While we appreciate all the interest in our long-range plans for the future, we can confirm that there will be no talk of new Xbox hardware at E3 or anytime soon. For us, 2012 is all about Xbox 360-and it’s the best year ever for Xbox 360. The console is coming off its biggest year ever-a year in which Xbox outsold all other consoles worldwide. Xbox 360 didn’t just outsell other consoles, it also outsold all other TV-connected devices like DVD players, as well as digital media receivers and home theatre systems. And in our seventh year, we sold more consoles than in any other year-defying convention.

This year, we will build on that Xbox 360 momentum. With ‘Halo 4,’ ‘Forza Horizon,’ ‘Fable: The Journey,’ and other great Kinect games on the way, our 2012 Xbox lineup is our strongest ever. This year, we will deliver more TV, music, and movie experiences for Xbox 360-as we’ll make it even easier to find and control your all entertainment.
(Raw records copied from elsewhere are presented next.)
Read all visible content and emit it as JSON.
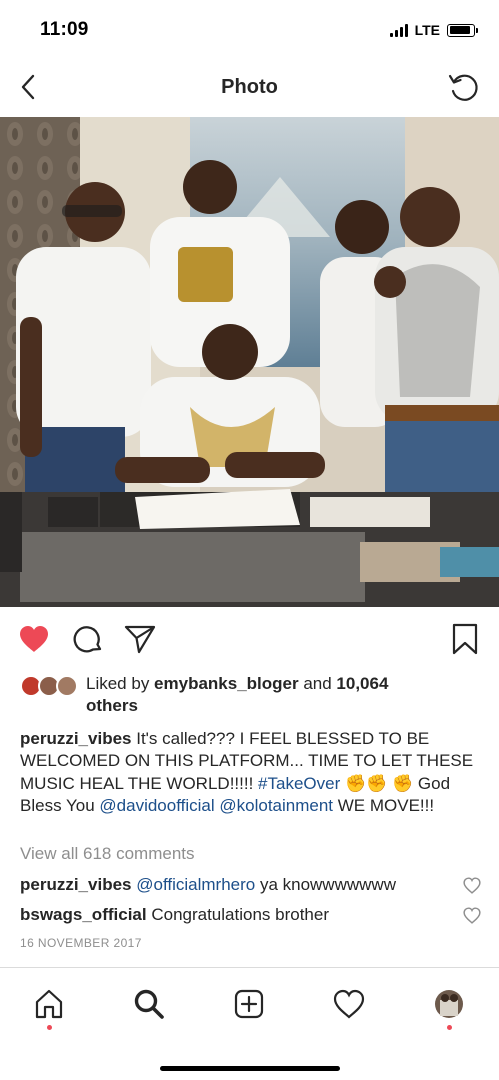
{
  "status_bar": {
    "time": "11:09",
    "network": "LTE",
    "battery_level": 0.9
  },
  "header": {
    "title": "Photo"
  },
  "post": {
    "liked": true,
    "likes": {
      "prefix": "Liked by ",
      "user": "emybanks_bloger",
      "middle": " and ",
      "count": "10,064",
      "suffix": "others"
    },
    "caption": {
      "username": "peruzzi_vibes",
      "text_1": " It's called??? I FEEL BLESSED TO BE WELCOMED ON THIS PLATFORM... TIME TO LET THESE MUSIC HEAL THE WORLD!!!!! ",
      "hashtag": "#TakeOver",
      "text_2": " ✊✊ ✊ God Bless You ",
      "mention_1": "@davidoofficial",
      "text_3": " ",
      "mention_2": "@kolotainment",
      "text_4": " WE MOVE!!!"
    },
    "view_all_comments": "View all 618 comments",
    "comments": [
      {
        "username": "peruzzi_vibes",
        "mention": "@officialmrhero",
        "text": " ya knowwwwwww"
      },
      {
        "username": "bswags_official",
        "mention": "",
        "text": " Congratulations brother"
      }
    ],
    "date": "16 NOVEMBER 2017"
  },
  "colors": {
    "like": "#ed4956",
    "link": "#1d4f8a",
    "muted": "#8e8e8e",
    "notification_dot": "#ed4956"
  },
  "icons": {
    "back": "chevron-left-icon",
    "refresh": "refresh-icon",
    "like": "heart-icon",
    "comment": "comment-icon",
    "share": "paper-plane-icon",
    "save": "bookmark-icon",
    "home": "home-icon",
    "search": "search-icon",
    "new_post": "add-post-icon",
    "activity": "heart-outline-icon",
    "profile": "profile-avatar"
  }
}
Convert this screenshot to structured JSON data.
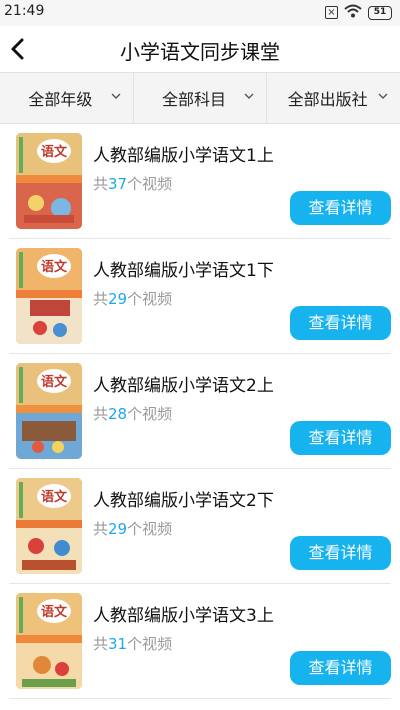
{
  "status_bar": {
    "time": "21:49",
    "sim_label": "×",
    "battery": "51"
  },
  "header": {
    "title": "小学语文同步课堂"
  },
  "filters": [
    {
      "label": "全部年级"
    },
    {
      "label": "全部科目"
    },
    {
      "label": "全部出版社"
    }
  ],
  "books": [
    {
      "title": "人教部编版小学语文1上",
      "count_prefix": "共",
      "count": "37",
      "count_suffix": "个视频",
      "button": "查看详情"
    },
    {
      "title": "人教部编版小学语文1下",
      "count_prefix": "共",
      "count": "29",
      "count_suffix": "个视频",
      "button": "查看详情"
    },
    {
      "title": "人教部编版小学语文2上",
      "count_prefix": "共",
      "count": "28",
      "count_suffix": "个视频",
      "button": "查看详情"
    },
    {
      "title": "人教部编版小学语文2下",
      "count_prefix": "共",
      "count": "29",
      "count_suffix": "个视频",
      "button": "查看详情"
    },
    {
      "title": "人教部编版小学语文3上",
      "count_prefix": "共",
      "count": "31",
      "count_suffix": "个视频",
      "button": "查看详情"
    }
  ],
  "cover": {
    "logo_text": "语文"
  },
  "colors": {
    "accent": "#16b3ef",
    "count_highlight": "#1ba9ee"
  }
}
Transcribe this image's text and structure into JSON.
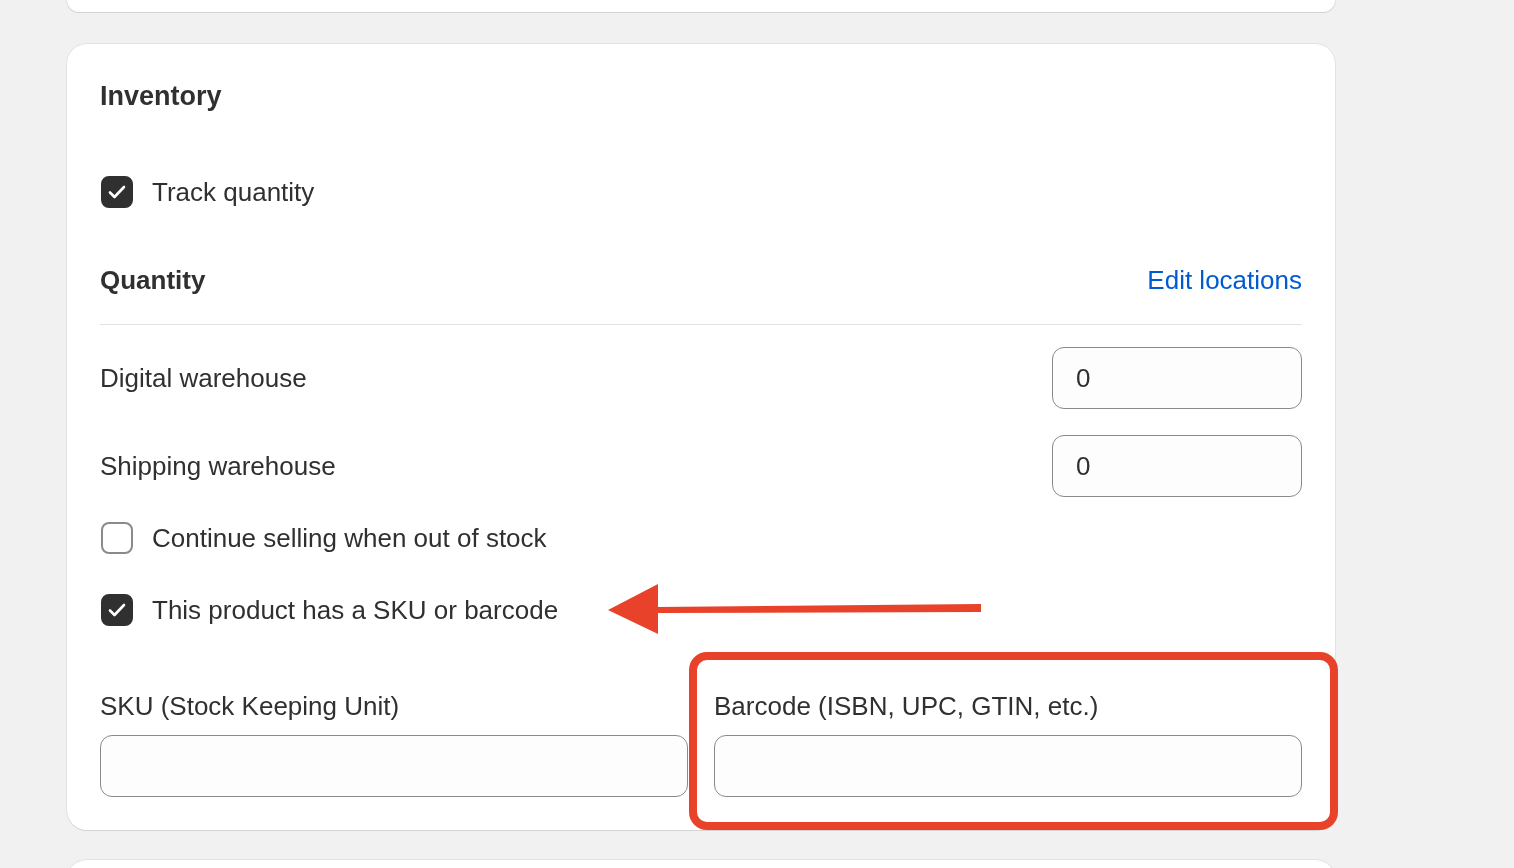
{
  "section": {
    "title": "Inventory"
  },
  "track_quantity": {
    "label": "Track quantity",
    "checked": true
  },
  "quantity": {
    "title": "Quantity",
    "link": "Edit locations"
  },
  "locations": [
    {
      "name": "Digital warehouse",
      "value": "0"
    },
    {
      "name": "Shipping warehouse",
      "value": "0"
    }
  ],
  "options": [
    {
      "label": "Continue selling when out of stock",
      "checked": false,
      "arrow": false
    },
    {
      "label": "This product has a SKU or barcode",
      "checked": true,
      "arrow": true
    }
  ],
  "fields": [
    {
      "label": "SKU (Stock Keeping Unit)",
      "highlighted": false
    },
    {
      "label": "Barcode (ISBN, UPC, GTIN, etc.)",
      "highlighted": true
    }
  ]
}
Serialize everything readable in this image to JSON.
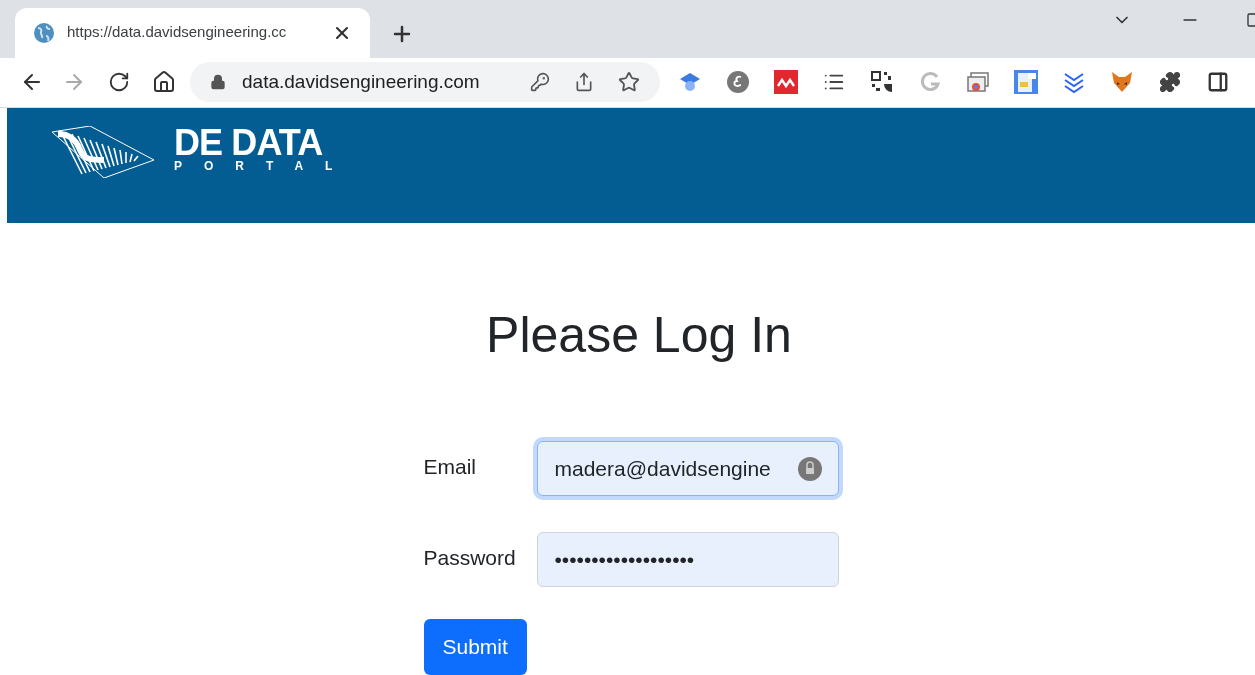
{
  "browser": {
    "tab": {
      "title": "https://data.davidsengineering.cc",
      "selected": true
    },
    "address": "data.davidsengineering.com"
  },
  "header": {
    "logo_title": "DE DATA",
    "logo_subtitle": "PORTAL"
  },
  "login": {
    "heading": "Please Log In",
    "fields": [
      {
        "label": "Email",
        "value": "madera@davidsengine",
        "focused": true
      },
      {
        "label": "Password",
        "value": "•••••••••••••••••••",
        "focused": false
      }
    ],
    "submit": "Submit"
  }
}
And this year, Xbox games, music, and video are coming to Windows 8 so people can enjoy their Xbox entertainment wherever they go.

Microsoft had previously been content to lean heavily on the standard PR line about not commenting on rumors or speculation, so this firm denial of a 2012 reveal and release came as a surprise to many who had just recently heard the rumblings about the console possibly not having a disc drive and being code-named Durango. MCV even pointed out that there was talk of a clandestine dinner meeting between Xbox management and prominent third-party developers during the Game Developers Conference to discuss next-gen plans.

Michael Pachter, an industry analyst with Wedbush Securities, Inc., echoed Microsoft’s vote of confidence in its current home console. “They’re still selling a lot of Xbox 360, and they’re making money,” Pachter told Bloomberg. “I don’t think the world needs them to put a new console out just because we’re bored.”

Clearly, he’s not the only one who feels that way. Still, plenty of gamers will likely be disappointed by today’s news given that it will be seven years this November since the Xbox 360 launched, and gamers have spent the last two-and-a-half decades getting used to the idea of new machines every four to six years.

Ultimately, however, the “when to launch” decision all comes down to two main factors, one of them being the numbers game. With the Xbox 360 snagging 42 percent of the domestic console market in February, the numbers make a compelling argument for Microsoft to wait this one out a bit yet. The 460,000 units that Microsoft was able to sell in the U.S. last month ensured that it continued its one-year streak as the top-selling home gaming platform on the market. Compounding that is the $115 USD profit that Pachter estimates they make off of each new 360 sold for $300 USD.

Consumer perception and desire are of course important to America’s only console manufacturer, but it is through the sales numbers that any company extrapolates most of its data on market desires. That being said, the competition can’t be ignored, either. With Sony flatly stating last month that the PlayStation 4 will also skirt a 2012 reveal and launch, its main console rival opened the door for Microsoft to play things close to the chest.

On the other hand, an argument could be made that Nintendo’s imminent Wii U launch this holiday season poses a threat, especially considering the Big N’s stated desire to recapture the core gamer market. Despite the Wii all but cementing its place as the best-selling console when this generation does ultimately come to an end, though, many questions remain as to whether or not Kyoto, Japan-based Nintendo is truly about to launch a system that will legitimately challenge the Xbox’s position as the home console of choice for hard core gamers.

Whether the oldest console-maker around will end up encroaching on Microsoft’s ground is all but irrelevant at this current juncture, however. The American third of the Big Three is apparently not worried enough about losing serious ground as a result of being beaten to the market by Nintendo to rush the launch of its next console. For now at least, Microsoft will wait; and so will the rest of the world.

Sources: Bloomberg, Kotaku and MCV